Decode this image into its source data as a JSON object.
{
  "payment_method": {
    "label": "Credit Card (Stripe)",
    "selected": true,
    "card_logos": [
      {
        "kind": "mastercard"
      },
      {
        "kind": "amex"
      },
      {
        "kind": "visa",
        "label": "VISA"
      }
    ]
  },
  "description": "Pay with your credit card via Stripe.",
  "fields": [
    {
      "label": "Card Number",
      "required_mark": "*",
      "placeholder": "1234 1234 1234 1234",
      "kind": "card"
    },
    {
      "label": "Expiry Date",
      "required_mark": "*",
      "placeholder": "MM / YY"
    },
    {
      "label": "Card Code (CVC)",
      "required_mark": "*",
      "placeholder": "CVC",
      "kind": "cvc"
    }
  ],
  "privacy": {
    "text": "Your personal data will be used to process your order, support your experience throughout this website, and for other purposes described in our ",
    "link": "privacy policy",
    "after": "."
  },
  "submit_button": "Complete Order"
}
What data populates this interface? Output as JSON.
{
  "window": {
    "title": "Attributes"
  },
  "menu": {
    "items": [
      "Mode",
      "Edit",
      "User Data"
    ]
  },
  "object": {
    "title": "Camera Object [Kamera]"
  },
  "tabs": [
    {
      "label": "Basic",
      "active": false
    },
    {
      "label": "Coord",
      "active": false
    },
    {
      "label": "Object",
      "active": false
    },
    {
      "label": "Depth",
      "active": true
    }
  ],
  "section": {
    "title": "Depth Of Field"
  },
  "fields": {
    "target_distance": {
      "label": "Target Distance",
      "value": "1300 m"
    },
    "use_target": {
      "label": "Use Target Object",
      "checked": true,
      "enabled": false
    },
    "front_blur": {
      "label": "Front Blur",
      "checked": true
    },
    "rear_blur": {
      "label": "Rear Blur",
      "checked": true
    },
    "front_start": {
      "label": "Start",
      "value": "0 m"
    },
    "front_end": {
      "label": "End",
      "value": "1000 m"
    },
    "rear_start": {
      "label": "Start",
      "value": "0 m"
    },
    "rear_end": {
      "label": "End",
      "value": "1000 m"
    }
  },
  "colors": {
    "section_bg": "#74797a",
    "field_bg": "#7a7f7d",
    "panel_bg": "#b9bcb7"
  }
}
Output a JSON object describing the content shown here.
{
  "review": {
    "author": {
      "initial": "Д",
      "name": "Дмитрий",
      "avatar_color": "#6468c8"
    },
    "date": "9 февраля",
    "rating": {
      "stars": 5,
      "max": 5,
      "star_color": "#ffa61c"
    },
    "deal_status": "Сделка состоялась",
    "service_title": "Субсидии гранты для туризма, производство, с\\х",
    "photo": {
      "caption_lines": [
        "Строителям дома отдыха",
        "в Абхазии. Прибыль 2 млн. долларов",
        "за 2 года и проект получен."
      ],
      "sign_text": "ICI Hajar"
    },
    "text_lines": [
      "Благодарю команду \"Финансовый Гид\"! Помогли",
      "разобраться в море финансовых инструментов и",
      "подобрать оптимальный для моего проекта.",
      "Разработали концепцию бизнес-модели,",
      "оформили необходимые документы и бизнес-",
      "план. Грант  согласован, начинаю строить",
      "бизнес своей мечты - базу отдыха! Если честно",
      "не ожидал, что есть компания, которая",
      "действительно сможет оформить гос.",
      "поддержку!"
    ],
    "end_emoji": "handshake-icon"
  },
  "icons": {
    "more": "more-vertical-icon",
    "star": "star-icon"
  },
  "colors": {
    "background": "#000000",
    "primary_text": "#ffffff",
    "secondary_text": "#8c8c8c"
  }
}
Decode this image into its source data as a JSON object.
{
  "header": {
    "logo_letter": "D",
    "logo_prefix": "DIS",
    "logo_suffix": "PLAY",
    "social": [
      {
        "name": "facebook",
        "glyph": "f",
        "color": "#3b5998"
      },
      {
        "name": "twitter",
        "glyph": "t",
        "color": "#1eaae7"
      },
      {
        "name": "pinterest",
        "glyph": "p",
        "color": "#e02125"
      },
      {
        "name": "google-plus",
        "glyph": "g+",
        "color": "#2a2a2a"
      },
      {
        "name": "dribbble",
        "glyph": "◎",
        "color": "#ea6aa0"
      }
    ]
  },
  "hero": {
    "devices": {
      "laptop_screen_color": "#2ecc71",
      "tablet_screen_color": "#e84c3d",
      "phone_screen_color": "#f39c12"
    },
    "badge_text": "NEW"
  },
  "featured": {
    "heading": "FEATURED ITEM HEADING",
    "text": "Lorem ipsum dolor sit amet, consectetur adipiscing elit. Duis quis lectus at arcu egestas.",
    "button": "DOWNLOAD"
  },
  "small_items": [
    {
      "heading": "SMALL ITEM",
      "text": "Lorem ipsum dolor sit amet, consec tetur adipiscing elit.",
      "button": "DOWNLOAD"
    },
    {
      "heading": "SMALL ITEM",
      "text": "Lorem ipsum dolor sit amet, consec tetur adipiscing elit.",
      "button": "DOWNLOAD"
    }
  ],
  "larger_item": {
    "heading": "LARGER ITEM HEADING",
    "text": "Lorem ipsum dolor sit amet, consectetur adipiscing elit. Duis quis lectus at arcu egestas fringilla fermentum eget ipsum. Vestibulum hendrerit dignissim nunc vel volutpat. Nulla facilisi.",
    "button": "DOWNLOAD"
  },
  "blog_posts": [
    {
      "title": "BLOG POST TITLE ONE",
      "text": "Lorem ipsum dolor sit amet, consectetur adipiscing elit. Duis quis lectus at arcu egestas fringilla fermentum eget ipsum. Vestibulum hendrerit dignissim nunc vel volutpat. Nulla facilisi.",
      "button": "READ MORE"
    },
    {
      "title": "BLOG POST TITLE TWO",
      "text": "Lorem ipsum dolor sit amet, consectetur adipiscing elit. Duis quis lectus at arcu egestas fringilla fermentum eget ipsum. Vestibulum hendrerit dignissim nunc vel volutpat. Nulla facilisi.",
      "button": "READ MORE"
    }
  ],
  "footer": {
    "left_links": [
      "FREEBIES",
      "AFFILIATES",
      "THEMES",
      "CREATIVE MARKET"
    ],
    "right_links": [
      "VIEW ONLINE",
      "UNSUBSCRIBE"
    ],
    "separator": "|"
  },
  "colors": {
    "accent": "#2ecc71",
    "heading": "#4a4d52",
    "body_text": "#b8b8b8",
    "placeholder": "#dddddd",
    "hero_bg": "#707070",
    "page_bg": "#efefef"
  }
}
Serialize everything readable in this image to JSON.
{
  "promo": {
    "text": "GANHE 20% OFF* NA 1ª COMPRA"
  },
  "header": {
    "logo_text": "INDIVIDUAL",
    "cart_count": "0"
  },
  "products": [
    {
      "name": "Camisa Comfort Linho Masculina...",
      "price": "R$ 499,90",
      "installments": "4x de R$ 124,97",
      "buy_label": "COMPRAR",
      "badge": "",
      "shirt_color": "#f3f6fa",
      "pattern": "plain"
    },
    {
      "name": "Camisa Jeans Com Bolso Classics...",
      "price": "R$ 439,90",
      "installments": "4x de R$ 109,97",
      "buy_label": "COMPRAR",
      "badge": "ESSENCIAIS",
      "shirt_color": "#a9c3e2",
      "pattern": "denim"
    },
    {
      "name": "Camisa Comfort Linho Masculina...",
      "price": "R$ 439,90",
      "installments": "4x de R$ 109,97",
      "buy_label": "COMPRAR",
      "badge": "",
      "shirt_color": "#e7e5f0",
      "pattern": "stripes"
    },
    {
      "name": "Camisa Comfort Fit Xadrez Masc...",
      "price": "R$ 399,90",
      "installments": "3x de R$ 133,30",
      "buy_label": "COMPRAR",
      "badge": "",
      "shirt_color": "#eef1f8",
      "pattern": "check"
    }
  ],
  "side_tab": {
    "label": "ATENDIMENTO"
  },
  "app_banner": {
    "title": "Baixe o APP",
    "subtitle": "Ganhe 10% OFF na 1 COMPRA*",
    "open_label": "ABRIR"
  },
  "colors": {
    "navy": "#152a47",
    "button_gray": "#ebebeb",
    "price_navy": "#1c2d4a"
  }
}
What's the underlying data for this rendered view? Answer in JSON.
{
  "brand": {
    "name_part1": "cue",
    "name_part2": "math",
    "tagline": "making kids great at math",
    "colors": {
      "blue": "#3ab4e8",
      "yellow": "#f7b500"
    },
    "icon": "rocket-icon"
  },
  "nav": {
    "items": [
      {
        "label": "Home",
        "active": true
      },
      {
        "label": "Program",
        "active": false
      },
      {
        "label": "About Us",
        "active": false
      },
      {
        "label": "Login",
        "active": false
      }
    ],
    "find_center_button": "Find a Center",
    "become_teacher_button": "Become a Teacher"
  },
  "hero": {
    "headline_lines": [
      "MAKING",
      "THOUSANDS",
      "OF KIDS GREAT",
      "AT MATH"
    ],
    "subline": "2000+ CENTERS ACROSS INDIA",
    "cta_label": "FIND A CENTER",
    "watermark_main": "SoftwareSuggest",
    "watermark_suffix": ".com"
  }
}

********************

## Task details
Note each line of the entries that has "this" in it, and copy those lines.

## Worked solution
Decode this image into its source data as a JSON object.
    "text": "Your personal data will be used to process your order, support your experience throughout this website, and for other purposes described in our ",
What data populates this interface? Output as JSON.
Decode this image into its source data as a JSON object.
Serialize everything readable in this image to JSON.
What's the underlying data for this rendered view? Answer in JSON.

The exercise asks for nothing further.